Is there a non-apocalyptic future? Is there an enlightened solution? Is it possible to rationally plan and organise a low carbon future? But then we have the challenge of the dominant ideology which says it is impossible to plan in this way without ending up in a totalitarian prison. It is the belief that the Age of Reason led to the Terror of the French revolution... Rather we should be led by Adam Smith's 'invisible hand'. But Smith's invisible hand is very close to [divine] 'Pprovidence'

“The produce of the soil maintains at all times nearly that number of inhabitants which it is capable of maintaining. The rich only select from the heap what is most precious and agreeable. They consume little more than the poor, and in spite of their natural selfishness and rapacity, though they mean only their own conveniency, though the sole end which they propose from the labours of all the thousands whom they employ, be the gratification of their own vain and insatiable desires, they divide with the poor the produce of all their improvements. They are led by an invisible hand to make nearly the same distribution of the necessaries of life, which would have been made, had the earth been divided into equal portions among all its inhabitants, and thus without intending it, without knowing it, advance the interest of the society, and afford means to the multiplication of the species. When Providence divided the earth among a few lordly masters, it neither forgot nor abandoned those who seemed to have been left out in the partition.”

The ideology has it that the market has its own rationality which cannot be directed, that economies cannot be planned or organised. The market, like God, moves in mysterious ways and is beyond the reach of science.

Marx disagreed and took Hegel's notion of reason achieving its realisation through history a stage further with his critique of political economy. Perhaps, if the French revolution had not intervened, the process of enlightenment would have continued on and overcome the myth of the autonomous economy. Perhaps Marx (almost) achieved this?

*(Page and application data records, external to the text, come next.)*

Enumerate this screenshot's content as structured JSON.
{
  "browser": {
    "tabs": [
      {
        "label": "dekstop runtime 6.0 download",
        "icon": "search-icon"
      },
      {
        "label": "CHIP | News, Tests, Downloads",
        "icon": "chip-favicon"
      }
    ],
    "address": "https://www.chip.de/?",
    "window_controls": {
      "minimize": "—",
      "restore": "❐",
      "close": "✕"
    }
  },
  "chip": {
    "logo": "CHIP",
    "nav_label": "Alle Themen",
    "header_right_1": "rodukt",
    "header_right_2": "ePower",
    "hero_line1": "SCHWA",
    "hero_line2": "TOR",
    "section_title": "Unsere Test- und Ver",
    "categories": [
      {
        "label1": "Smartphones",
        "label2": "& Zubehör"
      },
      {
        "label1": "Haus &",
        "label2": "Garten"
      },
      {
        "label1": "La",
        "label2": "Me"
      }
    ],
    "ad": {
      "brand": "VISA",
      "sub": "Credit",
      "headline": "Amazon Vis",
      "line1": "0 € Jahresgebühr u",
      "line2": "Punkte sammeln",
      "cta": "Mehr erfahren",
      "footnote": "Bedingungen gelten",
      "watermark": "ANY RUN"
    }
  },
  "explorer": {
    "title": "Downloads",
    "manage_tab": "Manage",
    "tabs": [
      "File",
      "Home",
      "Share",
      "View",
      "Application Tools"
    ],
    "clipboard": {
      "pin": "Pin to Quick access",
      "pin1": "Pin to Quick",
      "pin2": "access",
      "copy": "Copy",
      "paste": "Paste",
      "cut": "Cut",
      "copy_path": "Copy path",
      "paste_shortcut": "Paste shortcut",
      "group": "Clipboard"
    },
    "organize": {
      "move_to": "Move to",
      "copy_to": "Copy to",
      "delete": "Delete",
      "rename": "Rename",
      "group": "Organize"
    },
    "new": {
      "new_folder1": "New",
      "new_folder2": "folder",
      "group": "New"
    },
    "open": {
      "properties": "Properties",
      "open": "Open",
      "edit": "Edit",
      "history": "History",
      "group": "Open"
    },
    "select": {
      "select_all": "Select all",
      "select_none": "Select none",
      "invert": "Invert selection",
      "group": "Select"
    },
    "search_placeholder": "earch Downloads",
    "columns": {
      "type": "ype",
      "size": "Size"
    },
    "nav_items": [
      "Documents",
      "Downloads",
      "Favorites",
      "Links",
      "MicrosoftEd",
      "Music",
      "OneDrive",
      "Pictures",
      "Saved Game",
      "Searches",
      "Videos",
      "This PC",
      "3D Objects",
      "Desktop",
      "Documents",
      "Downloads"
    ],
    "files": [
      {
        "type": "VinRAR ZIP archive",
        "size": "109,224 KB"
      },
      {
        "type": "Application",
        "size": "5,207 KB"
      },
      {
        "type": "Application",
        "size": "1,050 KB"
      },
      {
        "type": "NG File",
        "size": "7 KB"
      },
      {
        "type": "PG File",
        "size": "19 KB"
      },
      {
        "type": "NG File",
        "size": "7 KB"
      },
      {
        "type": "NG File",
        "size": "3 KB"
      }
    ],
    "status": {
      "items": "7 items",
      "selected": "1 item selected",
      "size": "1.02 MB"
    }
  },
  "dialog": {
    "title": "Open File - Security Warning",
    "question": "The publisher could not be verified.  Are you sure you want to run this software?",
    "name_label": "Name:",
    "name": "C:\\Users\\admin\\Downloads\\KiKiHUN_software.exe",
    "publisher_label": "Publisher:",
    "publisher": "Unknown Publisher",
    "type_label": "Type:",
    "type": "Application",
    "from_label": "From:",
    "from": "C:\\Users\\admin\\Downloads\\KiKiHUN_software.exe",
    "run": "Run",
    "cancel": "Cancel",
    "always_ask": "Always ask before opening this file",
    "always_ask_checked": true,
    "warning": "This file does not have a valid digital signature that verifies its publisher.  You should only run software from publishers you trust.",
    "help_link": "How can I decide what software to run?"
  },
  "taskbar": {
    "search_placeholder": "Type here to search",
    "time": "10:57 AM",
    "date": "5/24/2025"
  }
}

Perhaps global ecology = global economy? So that the real struggle is not to manage the destructive impact of climate change, but rather to manage the destructive impact of the globalised economy?


Post a Comment

Links to this post:

Create a Link

<< Home